Tuesday, 30 April 2013

Feeding Your Inner Gooner

Football and good food are not usually associated with one another.  However, for all those lucky enough (?) to be an Arsenal fan, trips to the Emirates stadium are now much more exciting, food-wise, by the arrival of the brilliantly named Piebury Corner.  A welcome addition to the Holloway Road, this local business sells Arsenal themed pies and mash, to eat in or takeaway.  Named after legends of Arsenal football, one of the most popular, I am told, is the Thierry Henry, a French-inspired concoction of Venison and Red Wine.  He's on the menu alongside a lamb based Ian Wright, a chicken Dennis Bergkamp and a steak-ed Tony Adams to name but a few.  But despite the gimmicky names, the pies are seriously good and deserved of their match day popularity.  They're full of flavour and jam packed full of meat and at £6.50 for the full works of pie, mash and gravy, you'd be hard pushed to find anything in the stadium for the same value that is as tasty and delicious.  You can also buy the pies cold (£3.50) to take away and heat at home.  I did exactly this last week and froze mine before defrosting the night before and they tasted just as good.  I'm looking forward to trying them all in the coming months!  With its clever and inventive decor (the tables outside are actually parts of the old turnstiles from Highbury) this is a great example of a new local business that is also blending with tradition.  In the Holloway Road championship it's Piebury Corner 3 - 0 Greggs.

Sunday, 28 April 2013

Get Your Buns Out!

I am told Chelsea buns originate, unsurprisingly, from Chelsea and were first created there in the 18th century.  Sticky, sweet, spiced currant buns that are light and dense at the same time and perfect with a cup of tea.  It's easy to see how these have stood the test of time and remain a stalwart of the English teatime tradition 300 years on.  However, for the best example today, one needs to look beyond Chelsea.  In the heart of Cambridge, Fitzbillies has been making and baking its' Chelsea buns since it first opened its doors in 1922.  And there is no better bun.  To get your hands on one of these, you don't even need to leave the city walls, as they take email orders and ship these out twice weekly to their loyal worldwide fanbase.  A wonderful alternative birthday teatime treat perhaps?  Or perfect for a picnic with one word of warning...knife and fork definitely required!
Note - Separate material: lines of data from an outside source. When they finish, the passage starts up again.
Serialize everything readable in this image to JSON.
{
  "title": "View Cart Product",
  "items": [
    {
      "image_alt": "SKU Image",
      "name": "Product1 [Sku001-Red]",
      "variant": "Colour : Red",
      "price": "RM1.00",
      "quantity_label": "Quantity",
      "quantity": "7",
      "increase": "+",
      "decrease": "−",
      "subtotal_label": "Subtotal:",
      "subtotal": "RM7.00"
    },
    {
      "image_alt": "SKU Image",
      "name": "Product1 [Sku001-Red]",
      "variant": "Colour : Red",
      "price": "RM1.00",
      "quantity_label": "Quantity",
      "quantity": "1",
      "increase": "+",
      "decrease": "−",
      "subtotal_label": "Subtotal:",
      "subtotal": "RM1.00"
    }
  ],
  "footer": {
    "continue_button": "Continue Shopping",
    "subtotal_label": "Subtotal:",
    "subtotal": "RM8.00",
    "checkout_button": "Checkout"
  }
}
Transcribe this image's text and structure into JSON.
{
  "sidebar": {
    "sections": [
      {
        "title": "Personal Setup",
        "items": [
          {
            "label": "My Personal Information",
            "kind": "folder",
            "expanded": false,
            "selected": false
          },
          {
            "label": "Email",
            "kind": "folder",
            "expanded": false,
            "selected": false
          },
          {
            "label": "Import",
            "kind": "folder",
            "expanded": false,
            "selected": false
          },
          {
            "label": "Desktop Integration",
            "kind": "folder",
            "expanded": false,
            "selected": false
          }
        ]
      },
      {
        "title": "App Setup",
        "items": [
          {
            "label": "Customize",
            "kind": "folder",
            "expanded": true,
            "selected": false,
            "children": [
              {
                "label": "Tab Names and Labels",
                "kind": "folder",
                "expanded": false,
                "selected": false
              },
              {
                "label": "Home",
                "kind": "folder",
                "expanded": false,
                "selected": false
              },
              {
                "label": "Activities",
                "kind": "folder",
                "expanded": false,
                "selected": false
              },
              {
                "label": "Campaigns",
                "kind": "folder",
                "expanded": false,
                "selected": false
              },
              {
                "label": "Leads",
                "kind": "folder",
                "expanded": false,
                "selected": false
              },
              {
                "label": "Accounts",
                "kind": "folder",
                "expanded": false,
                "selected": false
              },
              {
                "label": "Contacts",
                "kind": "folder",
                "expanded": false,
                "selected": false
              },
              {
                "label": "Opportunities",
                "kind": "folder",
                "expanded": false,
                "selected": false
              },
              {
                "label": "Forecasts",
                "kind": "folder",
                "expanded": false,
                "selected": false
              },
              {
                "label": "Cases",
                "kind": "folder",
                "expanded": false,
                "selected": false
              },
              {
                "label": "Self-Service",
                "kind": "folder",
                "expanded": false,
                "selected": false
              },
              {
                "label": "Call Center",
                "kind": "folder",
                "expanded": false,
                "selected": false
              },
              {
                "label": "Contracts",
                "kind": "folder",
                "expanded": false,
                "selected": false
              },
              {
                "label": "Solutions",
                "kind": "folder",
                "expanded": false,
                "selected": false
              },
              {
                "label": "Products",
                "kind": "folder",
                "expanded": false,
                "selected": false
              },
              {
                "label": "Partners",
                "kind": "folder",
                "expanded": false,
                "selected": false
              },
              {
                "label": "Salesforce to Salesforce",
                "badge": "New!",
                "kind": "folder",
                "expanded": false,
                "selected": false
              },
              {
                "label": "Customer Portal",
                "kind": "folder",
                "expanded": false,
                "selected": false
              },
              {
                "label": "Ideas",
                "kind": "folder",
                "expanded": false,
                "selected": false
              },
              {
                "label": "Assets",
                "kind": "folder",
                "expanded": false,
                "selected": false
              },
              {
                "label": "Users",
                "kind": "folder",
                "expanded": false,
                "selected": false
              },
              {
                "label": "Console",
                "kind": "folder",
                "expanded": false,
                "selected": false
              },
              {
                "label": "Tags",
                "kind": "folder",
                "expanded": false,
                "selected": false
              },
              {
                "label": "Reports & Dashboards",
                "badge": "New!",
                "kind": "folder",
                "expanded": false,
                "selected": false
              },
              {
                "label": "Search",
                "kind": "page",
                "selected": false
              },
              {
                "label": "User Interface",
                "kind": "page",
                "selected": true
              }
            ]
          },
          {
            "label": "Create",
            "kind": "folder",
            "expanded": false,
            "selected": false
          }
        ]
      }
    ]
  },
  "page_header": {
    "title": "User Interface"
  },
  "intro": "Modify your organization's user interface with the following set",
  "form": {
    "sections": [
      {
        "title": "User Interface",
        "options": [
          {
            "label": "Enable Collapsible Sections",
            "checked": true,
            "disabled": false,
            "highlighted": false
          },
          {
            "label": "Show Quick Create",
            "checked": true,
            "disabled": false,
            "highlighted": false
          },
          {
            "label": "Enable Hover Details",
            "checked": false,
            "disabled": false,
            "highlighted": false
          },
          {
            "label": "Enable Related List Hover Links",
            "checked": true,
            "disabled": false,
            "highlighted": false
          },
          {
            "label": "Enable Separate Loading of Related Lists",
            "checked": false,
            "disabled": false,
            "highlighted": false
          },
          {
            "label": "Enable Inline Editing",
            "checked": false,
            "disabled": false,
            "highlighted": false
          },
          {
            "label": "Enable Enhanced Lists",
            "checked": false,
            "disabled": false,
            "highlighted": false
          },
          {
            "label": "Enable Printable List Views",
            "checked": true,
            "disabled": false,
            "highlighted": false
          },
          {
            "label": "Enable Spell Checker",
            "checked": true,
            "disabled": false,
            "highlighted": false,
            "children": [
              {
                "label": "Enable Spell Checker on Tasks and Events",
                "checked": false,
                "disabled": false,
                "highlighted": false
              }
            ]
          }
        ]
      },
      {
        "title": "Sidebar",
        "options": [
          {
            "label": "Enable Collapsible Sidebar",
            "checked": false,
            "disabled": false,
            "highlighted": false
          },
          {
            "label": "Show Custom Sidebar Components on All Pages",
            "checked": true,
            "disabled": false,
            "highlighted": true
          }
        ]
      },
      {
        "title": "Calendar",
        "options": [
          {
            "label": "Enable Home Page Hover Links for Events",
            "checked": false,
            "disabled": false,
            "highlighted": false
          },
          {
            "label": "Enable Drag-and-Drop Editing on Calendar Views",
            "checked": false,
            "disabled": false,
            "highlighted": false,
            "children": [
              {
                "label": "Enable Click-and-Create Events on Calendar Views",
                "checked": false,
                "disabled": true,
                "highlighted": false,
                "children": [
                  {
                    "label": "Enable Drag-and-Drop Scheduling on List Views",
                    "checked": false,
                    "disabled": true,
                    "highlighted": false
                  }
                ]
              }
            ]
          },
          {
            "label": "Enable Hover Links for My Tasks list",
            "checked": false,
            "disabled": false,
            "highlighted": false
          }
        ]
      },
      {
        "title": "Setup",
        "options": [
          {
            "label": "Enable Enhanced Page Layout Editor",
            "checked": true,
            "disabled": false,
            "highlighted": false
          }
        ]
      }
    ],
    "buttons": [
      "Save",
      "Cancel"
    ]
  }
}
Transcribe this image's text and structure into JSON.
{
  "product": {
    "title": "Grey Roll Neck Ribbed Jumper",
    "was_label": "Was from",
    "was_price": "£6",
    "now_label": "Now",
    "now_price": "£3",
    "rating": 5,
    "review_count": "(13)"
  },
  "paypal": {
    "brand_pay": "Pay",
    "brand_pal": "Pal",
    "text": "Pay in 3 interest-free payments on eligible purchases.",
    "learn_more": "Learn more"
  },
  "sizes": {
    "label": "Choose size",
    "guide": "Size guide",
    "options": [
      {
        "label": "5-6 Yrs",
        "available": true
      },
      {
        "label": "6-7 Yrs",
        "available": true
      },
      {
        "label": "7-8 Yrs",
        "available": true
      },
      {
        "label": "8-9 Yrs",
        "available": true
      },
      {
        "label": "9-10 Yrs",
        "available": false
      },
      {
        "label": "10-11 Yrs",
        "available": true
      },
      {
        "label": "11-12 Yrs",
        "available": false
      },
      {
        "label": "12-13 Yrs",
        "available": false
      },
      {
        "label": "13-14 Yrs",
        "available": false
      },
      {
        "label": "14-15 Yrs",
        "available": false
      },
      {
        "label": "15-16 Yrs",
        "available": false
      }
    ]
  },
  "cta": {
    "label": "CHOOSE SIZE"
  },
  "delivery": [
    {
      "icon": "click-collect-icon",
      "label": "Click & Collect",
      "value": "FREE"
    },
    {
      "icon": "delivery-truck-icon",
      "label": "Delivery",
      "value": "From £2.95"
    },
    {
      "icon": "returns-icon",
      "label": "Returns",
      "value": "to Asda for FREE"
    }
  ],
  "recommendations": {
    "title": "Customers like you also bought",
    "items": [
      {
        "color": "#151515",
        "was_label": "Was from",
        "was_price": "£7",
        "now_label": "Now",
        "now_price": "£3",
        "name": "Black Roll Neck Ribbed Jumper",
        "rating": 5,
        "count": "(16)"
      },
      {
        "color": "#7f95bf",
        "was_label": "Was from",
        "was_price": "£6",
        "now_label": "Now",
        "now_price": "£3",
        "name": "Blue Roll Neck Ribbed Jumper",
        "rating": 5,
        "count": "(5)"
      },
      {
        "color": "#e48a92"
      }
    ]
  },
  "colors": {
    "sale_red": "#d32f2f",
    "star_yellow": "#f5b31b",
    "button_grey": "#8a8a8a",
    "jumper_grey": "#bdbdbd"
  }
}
Monday, 15 April 2013

The Great Outdoors

At last!  The sun has finally started to make itself known.  Okay, so it's not exactly all that sunny yet but at least there's no longer an arctic wind blowing down the back of my neck.  And that, my lovely readers, means only one thing.  The pavements of London are our drinking grounds again!  And for the ultimate in al fresco pavement drinking, the Charlotte Street Hotel has to be one of the best locations in London.  If you're lucky enough to get a coveted outdoor spot, then be prepared for the genuine feeling of smugness you will feel as pedestrians pass you by.  A great spot for a pre-theatre drink and also highly-recommended for afternoon tea.
Cafe a la Paris

Mondays were made for coffee.  I do believe that it is perfectly accceptable to drink as much coffee as one needs on a Monday.  I'm no medical expert but I'm pretty sure it's okay.  And on a Monday I like to drink mine in style and pretend I'm somewhere else.  Somewhere else like... Paris, say.  Let's face it, Parisians know how to drink coffee.  They just look better doing it.  It's one of those annoyingly-shouldn't-be-true-but-just-is things in life.  Like how the French wear messy hair and look as though they've just stepped off the catwalk, whereas the English do it and look as though they've just got messy hair.  So when I want to pretend I'm somewhere across the pond, I head to Store St. Espresso on Store Street.  One of my favourite streets in London, Store Street feels like a trip down a lane in the Marais.  And outside Store St. Espresso, the tables are always occupied by some insouciant Parisian looking types sat languering.  But don't be perturbed.  Because the coffee is good.  And if you have some time on your hands it's a lovely place to while some away.